== Segment start ==

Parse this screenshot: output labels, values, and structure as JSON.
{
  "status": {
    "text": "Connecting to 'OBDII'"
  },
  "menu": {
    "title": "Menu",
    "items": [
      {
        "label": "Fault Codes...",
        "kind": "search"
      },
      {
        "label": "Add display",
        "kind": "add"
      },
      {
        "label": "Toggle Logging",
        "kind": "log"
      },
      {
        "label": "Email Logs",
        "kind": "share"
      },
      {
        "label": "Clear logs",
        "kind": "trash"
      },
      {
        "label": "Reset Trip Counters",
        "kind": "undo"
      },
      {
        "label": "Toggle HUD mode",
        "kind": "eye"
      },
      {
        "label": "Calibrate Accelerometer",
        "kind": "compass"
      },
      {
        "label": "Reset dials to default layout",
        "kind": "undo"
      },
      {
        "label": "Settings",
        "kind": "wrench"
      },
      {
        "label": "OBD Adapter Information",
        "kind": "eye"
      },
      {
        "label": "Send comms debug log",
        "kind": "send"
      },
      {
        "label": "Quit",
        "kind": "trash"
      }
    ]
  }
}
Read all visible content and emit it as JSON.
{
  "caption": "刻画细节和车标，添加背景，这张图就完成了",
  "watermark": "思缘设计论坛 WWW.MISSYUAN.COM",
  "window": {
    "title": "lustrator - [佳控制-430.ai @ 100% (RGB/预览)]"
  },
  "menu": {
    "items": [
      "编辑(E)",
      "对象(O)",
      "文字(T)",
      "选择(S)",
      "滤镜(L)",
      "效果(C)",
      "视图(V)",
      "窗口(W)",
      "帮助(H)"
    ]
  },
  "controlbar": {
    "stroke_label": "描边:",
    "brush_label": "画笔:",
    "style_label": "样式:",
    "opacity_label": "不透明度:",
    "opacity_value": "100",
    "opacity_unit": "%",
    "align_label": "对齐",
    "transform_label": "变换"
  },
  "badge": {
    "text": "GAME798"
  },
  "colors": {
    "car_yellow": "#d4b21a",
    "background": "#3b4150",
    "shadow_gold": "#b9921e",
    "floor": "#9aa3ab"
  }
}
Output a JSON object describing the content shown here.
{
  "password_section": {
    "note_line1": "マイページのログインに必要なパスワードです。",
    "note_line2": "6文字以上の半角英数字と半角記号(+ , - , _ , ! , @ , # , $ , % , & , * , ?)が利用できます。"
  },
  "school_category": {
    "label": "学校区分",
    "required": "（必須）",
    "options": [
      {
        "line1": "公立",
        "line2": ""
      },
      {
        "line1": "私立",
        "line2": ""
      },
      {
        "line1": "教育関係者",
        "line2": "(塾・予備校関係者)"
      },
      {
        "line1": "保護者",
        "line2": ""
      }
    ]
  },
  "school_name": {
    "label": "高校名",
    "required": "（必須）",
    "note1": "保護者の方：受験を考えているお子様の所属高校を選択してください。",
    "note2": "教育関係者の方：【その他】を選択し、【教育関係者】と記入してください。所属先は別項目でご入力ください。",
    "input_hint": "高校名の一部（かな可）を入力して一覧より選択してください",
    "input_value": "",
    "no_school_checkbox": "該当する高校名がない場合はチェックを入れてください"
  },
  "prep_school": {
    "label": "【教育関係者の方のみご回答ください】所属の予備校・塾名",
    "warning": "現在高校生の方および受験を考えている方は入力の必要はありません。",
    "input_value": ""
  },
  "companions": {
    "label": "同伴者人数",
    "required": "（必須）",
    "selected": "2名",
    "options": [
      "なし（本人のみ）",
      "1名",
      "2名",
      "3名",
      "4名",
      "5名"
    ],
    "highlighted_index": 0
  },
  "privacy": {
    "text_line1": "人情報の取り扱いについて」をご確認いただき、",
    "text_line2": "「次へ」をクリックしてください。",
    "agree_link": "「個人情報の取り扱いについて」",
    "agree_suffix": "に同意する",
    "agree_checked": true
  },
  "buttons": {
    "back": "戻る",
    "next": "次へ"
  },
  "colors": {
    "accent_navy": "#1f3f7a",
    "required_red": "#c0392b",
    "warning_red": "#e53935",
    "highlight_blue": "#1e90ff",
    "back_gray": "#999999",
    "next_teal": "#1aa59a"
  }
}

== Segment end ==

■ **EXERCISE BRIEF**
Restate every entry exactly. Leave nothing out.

■ **TASK ANSWER**
Parse this screenshot: output labels, values, and structure as JSON.
{
  "status": {
    "text": "Connecting to 'OBDII'"
  },
  "menu": {
    "title": "Menu",
    "items": [
      {
        "label": "Fault Codes...",
        "kind": "search"
      },
      {
        "label": "Add display",
        "kind": "add"
      },
      {
        "label": "Toggle Logging",
        "kind": "log"
      },
      {
        "label": "Email Logs",
        "kind": "share"
      },
      {
        "label": "Clear logs",
        "kind": "trash"
      },
      {
        "label": "Reset Trip Counters",
        "kind": "undo"
      },
      {
        "label": "Toggle HUD mode",
        "kind": "eye"
      },
      {
        "label": "Calibrate Accelerometer",
        "kind": "compass"
      },
      {
        "label": "Reset dials to default layout",
        "kind": "undo"
      },
      {
        "label": "Settings",
        "kind": "wrench"
      },
      {
        "label": "OBD Adapter Information",
        "kind": "eye"
      },
      {
        "label": "Send comms debug log",
        "kind": "send"
      },
      {
        "label": "Quit",
        "kind": "trash"
      }
    ]
  }
}
Read all visible content and emit it as JSON.
{
  "caption": "刻画细节和车标，添加背景，这张图就完成了",
  "watermark": "思缘设计论坛 WWW.MISSYUAN.COM",
  "window": {
    "title": "lustrator - [佳控制-430.ai @ 100% (RGB/预览)]"
  },
  "menu": {
    "items": [
      "编辑(E)",
      "对象(O)",
      "文字(T)",
      "选择(S)",
      "滤镜(L)",
      "效果(C)",
      "视图(V)",
      "窗口(W)",
      "帮助(H)"
    ]
  },
  "controlbar": {
    "stroke_label": "描边:",
    "brush_label": "画笔:",
    "style_label": "样式:",
    "opacity_label": "不透明度:",
    "opacity_value": "100",
    "opacity_unit": "%",
    "align_label": "对齐",
    "transform_label": "变换"
  },
  "badge": {
    "text": "GAME798"
  },
  "colors": {
    "car_yellow": "#d4b21a",
    "background": "#3b4150",
    "shadow_gold": "#b9921e",
    "floor": "#9aa3ab"
  }
}
Output a JSON object describing the content shown here.
{
  "password_section": {
    "note_line1": "マイページのログインに必要なパスワードです。",
    "note_line2": "6文字以上の半角英数字と半角記号(+ , - , _ , ! , @ , # , $ , % , & , * , ?)が利用できます。"
  },
  "school_category": {
    "label": "学校区分",
    "required": "（必須）",
    "options": [
      {
        "line1": "公立",
        "line2": ""
      },
      {
        "line1": "私立",
        "line2": ""
      },
      {
        "line1": "教育関係者",
        "line2": "(塾・予備校関係者)"
      },
      {
        "line1": "保護者",
        "line2": ""
      }
    ]
  },
  "school_name": {
    "label": "高校名",
    "required": "（必須）",
    "note1": "保護者の方：受験を考えているお子様の所属高校を選択してください。",
    "note2": "教育関係者の方：【その他】を選択し、【教育関係者】と記入してください。所属先は別項目でご入力ください。",
    "input_hint": "高校名の一部（かな可）を入力して一覧より選択してください",
    "input_value": "",
    "no_school_checkbox": "該当する高校名がない場合はチェックを入れてください"
  },
  "prep_school": {
    "label": "【教育関係者の方のみご回答ください】所属の予備校・塾名",
    "warning": "現在高校生の方および受験を考えている方は入力の必要はありません。",
    "input_value": ""
  },
  "companions": {
    "label": "同伴者人数",
    "required": "（必須）",
    "selected": "2名",
    "options": [
      "なし（本人のみ）",
      "1名",
      "2名",
      "3名",
      "4名",
      "5名"
    ],
    "highlighted_index": 0
  },
  "privacy": {
    "text_line1": "人情報の取り扱いについて」をご確認いただき、",
    "text_line2": "「次へ」をクリックしてください。",
    "agree_link": "「個人情報の取り扱いについて」",
    "agree_suffix": "に同意する",
    "agree_checked": true
  },
  "buttons": {
    "back": "戻る",
    "next": "次へ"
  },
  "colors": {
    "accent_navy": "#1f3f7a",
    "required_red": "#c0392b",
    "warning_red": "#e53935",
    "highlight_blue": "#1e90ff",
    "back_gray": "#999999",
    "next_teal": "#1aa59a"
  }
}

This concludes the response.